Beer, seafood, ramen…. and milk products! Four delicacies everybody must try when visiting Sapporo. Unfortunately for me, the last time I went to Sapporo I caught a severe case of the flu, leaving me unable to drink beer or milk…. but luckily for me, I was able to get my hands on some of Sapporo’s famous butter corn ramen! On our last night, we were able to visit the famous Sapporo Ramen Kyowakyoku, otherwise known as Ramen World, and I was able to order the famous dish. The buttery warm soup broth was absolutely delicious and perfect on a chilly Hokkaido night. The corn surprisingly meshed together well with the noodles! I will say that butter corn ramen is definitely second on my favorite ramen list (after tonkotsu ramen, of course)! For all those ramen lovers out there, I would definitely recommend going to the Sapporo Ramen Kyowakyoku if you get the chance. There are tons of little ramen shops to try with all sorts of specialties to choose from!

 

Taste Tokyo: Rangetsu

 

imageWagyu Beef at Rangetsu, Ginza
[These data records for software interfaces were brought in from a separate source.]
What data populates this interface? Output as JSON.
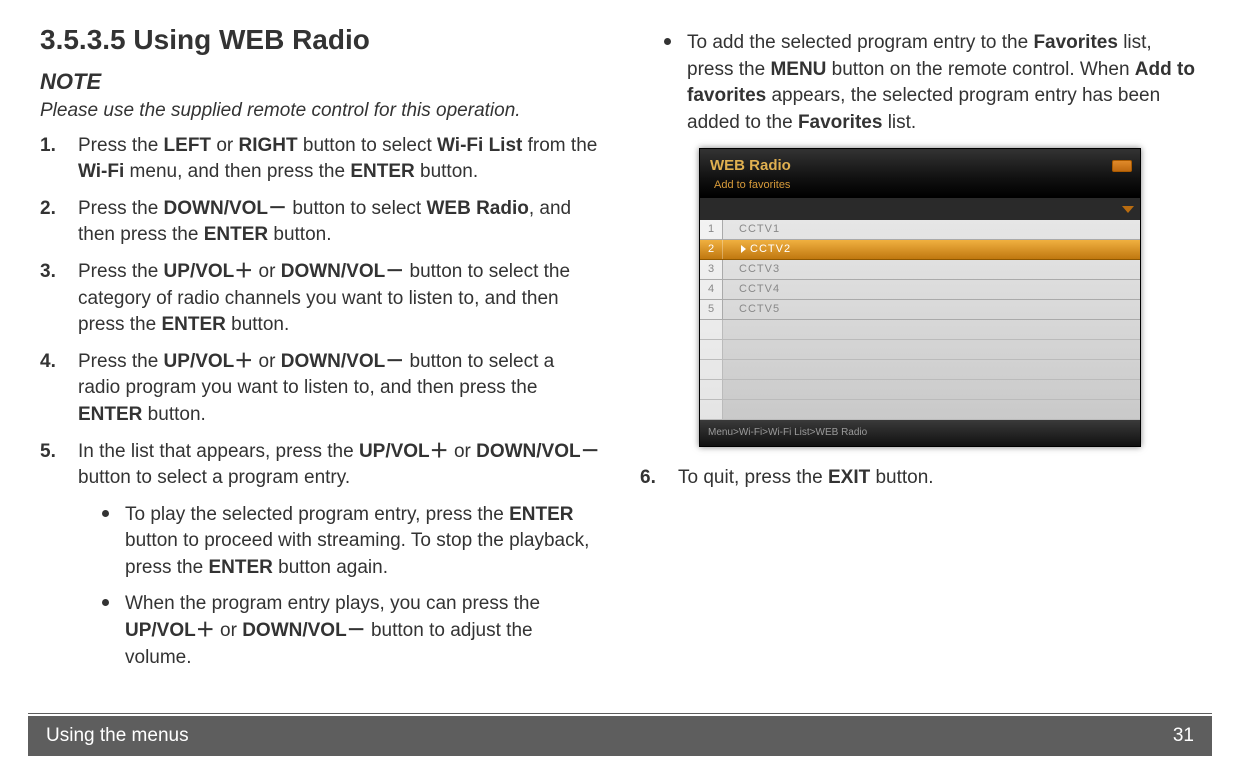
{
  "heading": "3.5.3.5   Using WEB Radio",
  "note": {
    "label": "NOTE",
    "text": "Please use the supplied remote control for this operation."
  },
  "steps_left": [
    {
      "num": "1.",
      "parts": [
        "Press the ",
        {
          "b": "LEFT"
        },
        " or ",
        {
          "b": "RIGHT"
        },
        " button to select ",
        {
          "b": "Wi-Fi List"
        },
        " from the ",
        {
          "b": "Wi-Fi"
        },
        " menu, and then press the ",
        {
          "b": "ENTER"
        },
        " button."
      ]
    },
    {
      "num": "2.",
      "parts": [
        "Press the ",
        {
          "b": "DOWN/VOL－"
        },
        " button to select ",
        {
          "b": "WEB Radio"
        },
        ", and then press the ",
        {
          "b": "ENTER"
        },
        " button."
      ]
    },
    {
      "num": "3.",
      "parts": [
        "Press the ",
        {
          "b": "UP/VOL＋"
        },
        " or ",
        {
          "b": "DOWN/VOL－"
        },
        " button to select the category of radio channels you want to listen to, and then press the ",
        {
          "b": "ENTER"
        },
        " button."
      ]
    },
    {
      "num": "4.",
      "parts": [
        "Press the ",
        {
          "b": "UP/VOL＋"
        },
        " or ",
        {
          "b": "DOWN/VOL－"
        },
        " button to select a radio program you want to listen to, and then press the ",
        {
          "b": "ENTER"
        },
        " button."
      ]
    },
    {
      "num": "5.",
      "parts": [
        "In the list that appears, press the ",
        {
          "b": "UP/VOL＋"
        },
        " or ",
        {
          "b": "DOWN/VOL－"
        },
        " button to select a program entry."
      ],
      "bullets": [
        {
          "parts": [
            "To play the selected program entry, press the ",
            {
              "b": "ENTER"
            },
            " button to proceed with streaming. To stop the playback, press the ",
            {
              "b": "ENTER"
            },
            " button again."
          ]
        },
        {
          "parts": [
            "When the program entry plays, you can press the ",
            {
              "b": "UP/VOL＋"
            },
            " or ",
            {
              "b": "DOWN/VOL－"
            },
            " button to adjust the volume."
          ]
        }
      ]
    }
  ],
  "bullets_right": [
    {
      "parts": [
        "To add the selected program entry to the ",
        {
          "b": "Favorites"
        },
        " list, press the ",
        {
          "b": "MENU"
        },
        " button on the remote control. When ",
        {
          "b": "Add to favorites"
        },
        " appears, the selected program entry has been added to the ",
        {
          "b": "Favorites"
        },
        " list."
      ]
    }
  ],
  "steps_right": [
    {
      "num": "6.",
      "parts": [
        "To quit, press the ",
        {
          "b": "EXIT"
        },
        " button."
      ]
    }
  ],
  "device": {
    "title": "WEB Radio",
    "subtitle": "Add to favorites",
    "rows": [
      {
        "n": "1",
        "label": "CCTV1",
        "sel": false
      },
      {
        "n": "2",
        "label": "CCTV2",
        "sel": true
      },
      {
        "n": "3",
        "label": "CCTV3",
        "sel": false
      },
      {
        "n": "4",
        "label": "CCTV4",
        "sel": false
      },
      {
        "n": "5",
        "label": "CCTV5",
        "sel": false
      }
    ],
    "breadcrumb": "Menu>Wi-Fi>Wi-Fi List>WEB Radio"
  },
  "footer": {
    "section": "Using the menus",
    "page": "31"
  }
}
One of my best Tokyo secrets is the Ginza lunches. While most high-end restaurants in Ginza can cost up to hundreds of dollars per person for dinner, these restaurants give crazy discounts on their menus during the day. My dad loves high quality meat, so we often visit Ginza to get our fill of A5 wagyu. Rangestu, one of our favorite restaurants, is famous for their sukiyaki dinner. It’s quite pricey ranging about 15,000~20,000 yen per person for dinner, but I can honestly say it’s worth the price! The beef is seasoned perfectly and simply melts in your mouth. The waitresses also dress in traditional Kimonos and cook your food at your table creating quite a lovely experience. During lunch, the restaurant sports a more casual feel and the lunch sets (pictured above) go for around 1,500~2,000yen. Despite the drop in price, I can assure you the beef is just as delicious!